> **Provided entries**

# # # # # # #

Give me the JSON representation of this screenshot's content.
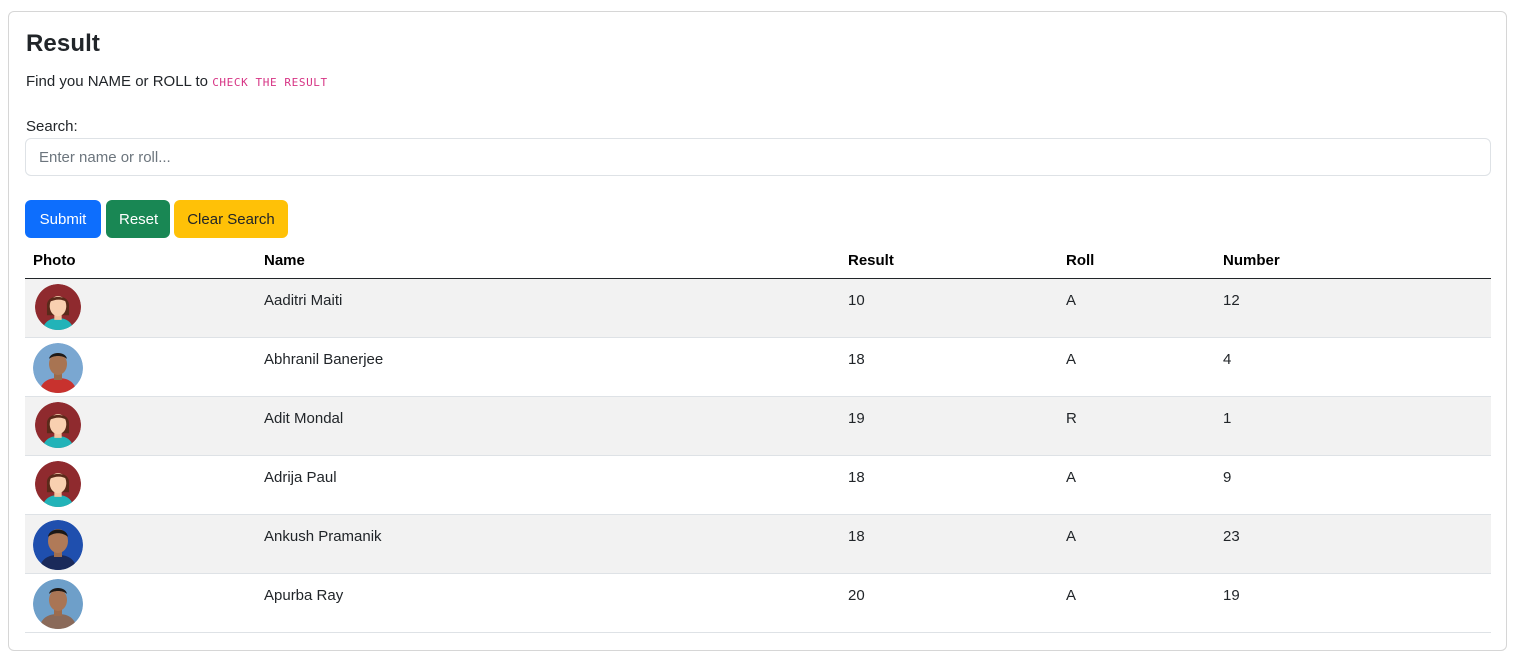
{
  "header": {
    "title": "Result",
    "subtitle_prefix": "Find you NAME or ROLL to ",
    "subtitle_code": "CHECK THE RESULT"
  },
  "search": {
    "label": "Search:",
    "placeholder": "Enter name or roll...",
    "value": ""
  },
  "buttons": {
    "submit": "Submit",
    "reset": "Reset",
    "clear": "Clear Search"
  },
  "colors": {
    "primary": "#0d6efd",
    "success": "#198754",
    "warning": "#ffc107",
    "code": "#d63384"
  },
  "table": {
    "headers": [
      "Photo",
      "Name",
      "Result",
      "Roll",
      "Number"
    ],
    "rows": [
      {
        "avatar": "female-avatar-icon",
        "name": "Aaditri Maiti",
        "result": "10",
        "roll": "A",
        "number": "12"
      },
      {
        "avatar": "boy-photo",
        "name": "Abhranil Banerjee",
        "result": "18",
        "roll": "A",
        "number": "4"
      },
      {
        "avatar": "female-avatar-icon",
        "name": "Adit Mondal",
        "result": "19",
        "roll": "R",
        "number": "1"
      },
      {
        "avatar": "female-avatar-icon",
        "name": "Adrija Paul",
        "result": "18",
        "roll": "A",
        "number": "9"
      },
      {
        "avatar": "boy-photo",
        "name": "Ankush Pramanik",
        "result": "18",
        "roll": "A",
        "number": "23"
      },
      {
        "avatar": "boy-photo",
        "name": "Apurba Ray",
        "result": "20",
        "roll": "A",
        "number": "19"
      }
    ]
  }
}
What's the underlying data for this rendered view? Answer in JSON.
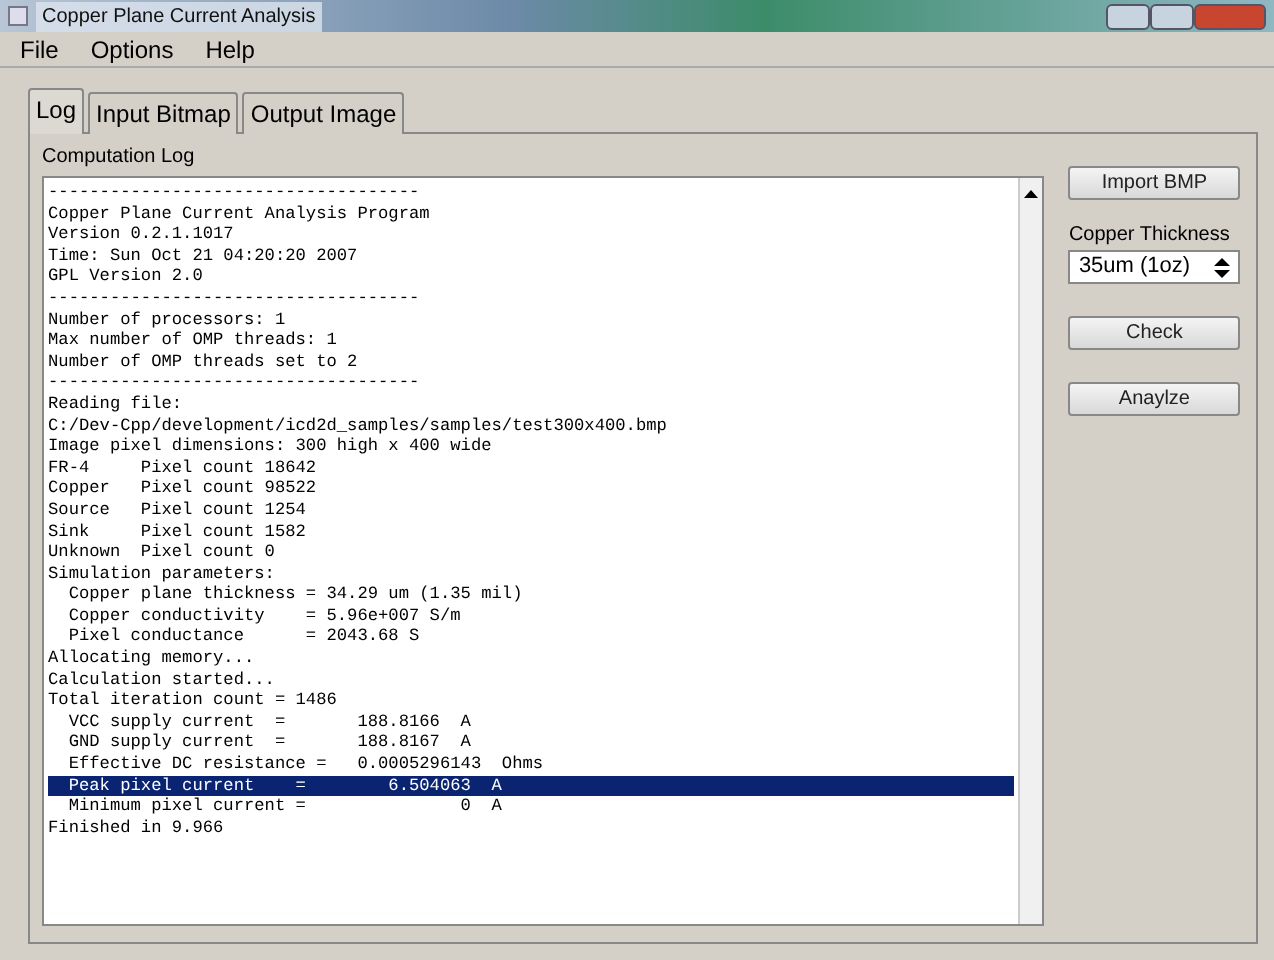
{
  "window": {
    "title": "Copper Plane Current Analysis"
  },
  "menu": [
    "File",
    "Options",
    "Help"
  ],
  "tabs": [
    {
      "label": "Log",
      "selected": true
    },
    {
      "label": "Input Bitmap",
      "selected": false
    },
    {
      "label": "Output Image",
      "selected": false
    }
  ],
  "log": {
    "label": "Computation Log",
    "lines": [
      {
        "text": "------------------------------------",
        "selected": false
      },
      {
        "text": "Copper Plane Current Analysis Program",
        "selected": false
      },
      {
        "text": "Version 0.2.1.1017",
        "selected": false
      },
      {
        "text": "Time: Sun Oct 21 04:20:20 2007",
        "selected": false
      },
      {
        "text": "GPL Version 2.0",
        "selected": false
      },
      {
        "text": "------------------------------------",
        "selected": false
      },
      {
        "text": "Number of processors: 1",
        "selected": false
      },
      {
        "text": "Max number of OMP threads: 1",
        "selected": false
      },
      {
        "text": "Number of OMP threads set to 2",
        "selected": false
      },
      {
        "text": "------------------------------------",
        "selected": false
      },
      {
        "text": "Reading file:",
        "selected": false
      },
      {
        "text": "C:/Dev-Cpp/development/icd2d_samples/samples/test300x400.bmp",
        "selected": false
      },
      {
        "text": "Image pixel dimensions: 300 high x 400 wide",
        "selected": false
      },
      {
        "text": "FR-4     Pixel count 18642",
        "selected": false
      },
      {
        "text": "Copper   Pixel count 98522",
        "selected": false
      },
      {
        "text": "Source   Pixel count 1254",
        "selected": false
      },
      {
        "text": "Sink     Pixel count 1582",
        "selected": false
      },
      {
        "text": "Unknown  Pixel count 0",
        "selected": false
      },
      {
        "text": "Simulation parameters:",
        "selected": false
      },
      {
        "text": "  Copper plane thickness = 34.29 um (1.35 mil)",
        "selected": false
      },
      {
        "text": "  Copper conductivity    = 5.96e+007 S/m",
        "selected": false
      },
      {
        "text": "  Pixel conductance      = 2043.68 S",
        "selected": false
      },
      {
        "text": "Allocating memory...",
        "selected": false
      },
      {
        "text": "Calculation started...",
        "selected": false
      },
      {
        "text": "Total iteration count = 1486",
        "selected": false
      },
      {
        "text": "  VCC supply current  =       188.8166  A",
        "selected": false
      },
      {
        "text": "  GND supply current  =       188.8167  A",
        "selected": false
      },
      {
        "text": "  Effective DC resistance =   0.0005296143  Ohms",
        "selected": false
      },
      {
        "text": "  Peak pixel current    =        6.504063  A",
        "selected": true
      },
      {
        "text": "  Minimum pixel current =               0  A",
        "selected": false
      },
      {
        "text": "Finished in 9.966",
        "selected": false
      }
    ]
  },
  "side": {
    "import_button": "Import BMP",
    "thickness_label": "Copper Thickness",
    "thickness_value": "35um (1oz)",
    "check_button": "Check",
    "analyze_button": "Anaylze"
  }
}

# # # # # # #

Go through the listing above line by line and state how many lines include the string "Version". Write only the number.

> **Exercise answer**
2